(Extracted records)
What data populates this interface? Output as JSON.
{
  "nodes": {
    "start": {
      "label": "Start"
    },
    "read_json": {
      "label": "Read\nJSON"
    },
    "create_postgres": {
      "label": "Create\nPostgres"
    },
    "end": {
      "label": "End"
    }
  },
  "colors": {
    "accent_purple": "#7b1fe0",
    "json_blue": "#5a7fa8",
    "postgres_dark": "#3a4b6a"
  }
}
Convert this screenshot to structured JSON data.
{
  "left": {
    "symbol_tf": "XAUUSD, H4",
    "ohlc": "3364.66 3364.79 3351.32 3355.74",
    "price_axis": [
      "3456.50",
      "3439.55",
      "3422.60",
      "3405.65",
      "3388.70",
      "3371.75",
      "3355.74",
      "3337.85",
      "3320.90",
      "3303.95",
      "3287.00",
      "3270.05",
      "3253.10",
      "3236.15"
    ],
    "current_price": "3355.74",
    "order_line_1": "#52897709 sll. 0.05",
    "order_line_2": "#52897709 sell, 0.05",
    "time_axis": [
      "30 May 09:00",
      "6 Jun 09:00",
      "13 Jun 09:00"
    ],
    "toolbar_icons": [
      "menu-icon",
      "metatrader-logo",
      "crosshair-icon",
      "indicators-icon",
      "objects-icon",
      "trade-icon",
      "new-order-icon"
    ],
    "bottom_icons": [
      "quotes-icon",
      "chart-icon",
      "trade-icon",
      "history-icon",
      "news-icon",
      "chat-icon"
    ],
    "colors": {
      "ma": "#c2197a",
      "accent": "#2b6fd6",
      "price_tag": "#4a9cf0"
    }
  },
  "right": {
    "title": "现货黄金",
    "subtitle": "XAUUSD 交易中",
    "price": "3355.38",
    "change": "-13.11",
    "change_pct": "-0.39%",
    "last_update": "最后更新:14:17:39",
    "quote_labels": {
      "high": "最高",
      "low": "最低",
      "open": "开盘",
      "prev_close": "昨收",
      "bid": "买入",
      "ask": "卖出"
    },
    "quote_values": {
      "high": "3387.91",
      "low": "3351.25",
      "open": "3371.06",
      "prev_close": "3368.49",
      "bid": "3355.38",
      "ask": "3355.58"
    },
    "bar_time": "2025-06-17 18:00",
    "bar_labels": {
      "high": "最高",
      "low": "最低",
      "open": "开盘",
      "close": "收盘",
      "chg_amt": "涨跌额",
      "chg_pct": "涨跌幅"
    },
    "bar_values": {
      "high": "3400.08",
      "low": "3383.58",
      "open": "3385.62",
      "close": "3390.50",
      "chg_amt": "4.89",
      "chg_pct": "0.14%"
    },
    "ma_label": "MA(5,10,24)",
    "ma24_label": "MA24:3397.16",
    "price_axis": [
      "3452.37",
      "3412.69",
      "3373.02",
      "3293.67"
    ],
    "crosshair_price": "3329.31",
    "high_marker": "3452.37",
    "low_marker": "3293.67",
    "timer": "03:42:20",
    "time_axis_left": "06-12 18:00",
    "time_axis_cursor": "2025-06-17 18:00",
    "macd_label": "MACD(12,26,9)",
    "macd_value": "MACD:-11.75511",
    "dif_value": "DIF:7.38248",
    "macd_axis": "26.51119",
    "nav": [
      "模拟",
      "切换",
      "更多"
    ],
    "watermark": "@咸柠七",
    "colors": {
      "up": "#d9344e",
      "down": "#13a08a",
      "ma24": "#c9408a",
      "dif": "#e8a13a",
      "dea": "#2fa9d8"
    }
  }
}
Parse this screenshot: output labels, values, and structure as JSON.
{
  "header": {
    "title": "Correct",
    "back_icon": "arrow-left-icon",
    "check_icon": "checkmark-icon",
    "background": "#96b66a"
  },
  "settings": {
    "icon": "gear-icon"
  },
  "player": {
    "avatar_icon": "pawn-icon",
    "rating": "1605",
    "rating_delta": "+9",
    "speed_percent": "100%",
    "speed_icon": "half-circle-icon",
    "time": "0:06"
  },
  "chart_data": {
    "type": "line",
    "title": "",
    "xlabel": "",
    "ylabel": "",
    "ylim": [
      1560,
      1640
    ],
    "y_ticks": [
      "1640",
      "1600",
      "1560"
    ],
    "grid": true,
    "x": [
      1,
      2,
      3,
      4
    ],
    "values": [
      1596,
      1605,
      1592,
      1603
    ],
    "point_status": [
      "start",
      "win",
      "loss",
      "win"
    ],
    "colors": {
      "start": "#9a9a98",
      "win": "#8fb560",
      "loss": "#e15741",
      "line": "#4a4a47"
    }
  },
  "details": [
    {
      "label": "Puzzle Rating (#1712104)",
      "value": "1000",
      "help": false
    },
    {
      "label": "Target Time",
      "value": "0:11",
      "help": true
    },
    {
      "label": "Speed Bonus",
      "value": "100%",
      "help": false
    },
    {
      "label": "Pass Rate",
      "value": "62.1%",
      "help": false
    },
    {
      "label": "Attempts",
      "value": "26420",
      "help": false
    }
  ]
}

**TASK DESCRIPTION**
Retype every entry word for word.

**EXPECTED ANSWER**
What data populates this interface? Output as JSON.
{
  "nodes": {
    "start": {
      "label": "Start"
    },
    "read_json": {
      "label": "Read\nJSON"
    },
    "create_postgres": {
      "label": "Create\nPostgres"
    },
    "end": {
      "label": "End"
    }
  },
  "colors": {
    "accent_purple": "#7b1fe0",
    "json_blue": "#5a7fa8",
    "postgres_dark": "#3a4b6a"
  }
}
Convert this screenshot to structured JSON data.
{
  "left": {
    "symbol_tf": "XAUUSD, H4",
    "ohlc": "3364.66 3364.79 3351.32 3355.74",
    "price_axis": [
      "3456.50",
      "3439.55",
      "3422.60",
      "3405.65",
      "3388.70",
      "3371.75",
      "3355.74",
      "3337.85",
      "3320.90",
      "3303.95",
      "3287.00",
      "3270.05",
      "3253.10",
      "3236.15"
    ],
    "current_price": "3355.74",
    "order_line_1": "#52897709 sll. 0.05",
    "order_line_2": "#52897709 sell, 0.05",
    "time_axis": [
      "30 May 09:00",
      "6 Jun 09:00",
      "13 Jun 09:00"
    ],
    "toolbar_icons": [
      "menu-icon",
      "metatrader-logo",
      "crosshair-icon",
      "indicators-icon",
      "objects-icon",
      "trade-icon",
      "new-order-icon"
    ],
    "bottom_icons": [
      "quotes-icon",
      "chart-icon",
      "trade-icon",
      "history-icon",
      "news-icon",
      "chat-icon"
    ],
    "colors": {
      "ma": "#c2197a",
      "accent": "#2b6fd6",
      "price_tag": "#4a9cf0"
    }
  },
  "right": {
    "title": "现货黄金",
    "subtitle": "XAUUSD 交易中",
    "price": "3355.38",
    "change": "-13.11",
    "change_pct": "-0.39%",
    "last_update": "最后更新:14:17:39",
    "quote_labels": {
      "high": "最高",
      "low": "最低",
      "open": "开盘",
      "prev_close": "昨收",
      "bid": "买入",
      "ask": "卖出"
    },
    "quote_values": {
      "high": "3387.91",
      "low": "3351.25",
      "open": "3371.06",
      "prev_close": "3368.49",
      "bid": "3355.38",
      "ask": "3355.58"
    },
    "bar_time": "2025-06-17 18:00",
    "bar_labels": {
      "high": "最高",
      "low": "最低",
      "open": "开盘",
      "close": "收盘",
      "chg_amt": "涨跌额",
      "chg_pct": "涨跌幅"
    },
    "bar_values": {
      "high": "3400.08",
      "low": "3383.58",
      "open": "3385.62",
      "close": "3390.50",
      "chg_amt": "4.89",
      "chg_pct": "0.14%"
    },
    "ma_label": "MA(5,10,24)",
    "ma24_label": "MA24:3397.16",
    "price_axis": [
      "3452.37",
      "3412.69",
      "3373.02",
      "3293.67"
    ],
    "crosshair_price": "3329.31",
    "high_marker": "3452.37",
    "low_marker": "3293.67",
    "timer": "03:42:20",
    "time_axis_left": "06-12 18:00",
    "time_axis_cursor": "2025-06-17 18:00",
    "macd_label": "MACD(12,26,9)",
    "macd_value": "MACD:-11.75511",
    "dif_value": "DIF:7.38248",
    "macd_axis": "26.51119",
    "nav": [
      "模拟",
      "切换",
      "更多"
    ],
    "watermark": "@咸柠七",
    "colors": {
      "up": "#d9344e",
      "down": "#13a08a",
      "ma24": "#c9408a",
      "dif": "#e8a13a",
      "dea": "#2fa9d8"
    }
  }
}
Parse this screenshot: output labels, values, and structure as JSON.
{
  "header": {
    "title": "Correct",
    "back_icon": "arrow-left-icon",
    "check_icon": "checkmark-icon",
    "background": "#96b66a"
  },
  "settings": {
    "icon": "gear-icon"
  },
  "player": {
    "avatar_icon": "pawn-icon",
    "rating": "1605",
    "rating_delta": "+9",
    "speed_percent": "100%",
    "speed_icon": "half-circle-icon",
    "time": "0:06"
  },
  "chart_data": {
    "type": "line",
    "title": "",
    "xlabel": "",
    "ylabel": "",
    "ylim": [
      1560,
      1640
    ],
    "y_ticks": [
      "1640",
      "1600",
      "1560"
    ],
    "grid": true,
    "x": [
      1,
      2,
      3,
      4
    ],
    "values": [
      1596,
      1605,
      1592,
      1603
    ],
    "point_status": [
      "start",
      "win",
      "loss",
      "win"
    ],
    "colors": {
      "start": "#9a9a98",
      "win": "#8fb560",
      "loss": "#e15741",
      "line": "#4a4a47"
    }
  },
  "details": [
    {
      "label": "Puzzle Rating (#1712104)",
      "value": "1000",
      "help": false
    },
    {
      "label": "Target Time",
      "value": "0:11",
      "help": true
    },
    {
      "label": "Speed Bonus",
      "value": "100%",
      "help": false
    },
    {
      "label": "Pass Rate",
      "value": "62.1%",
      "help": false
    },
    {
      "label": "Attempts",
      "value": "26420",
      "help": false
    }
  ]
}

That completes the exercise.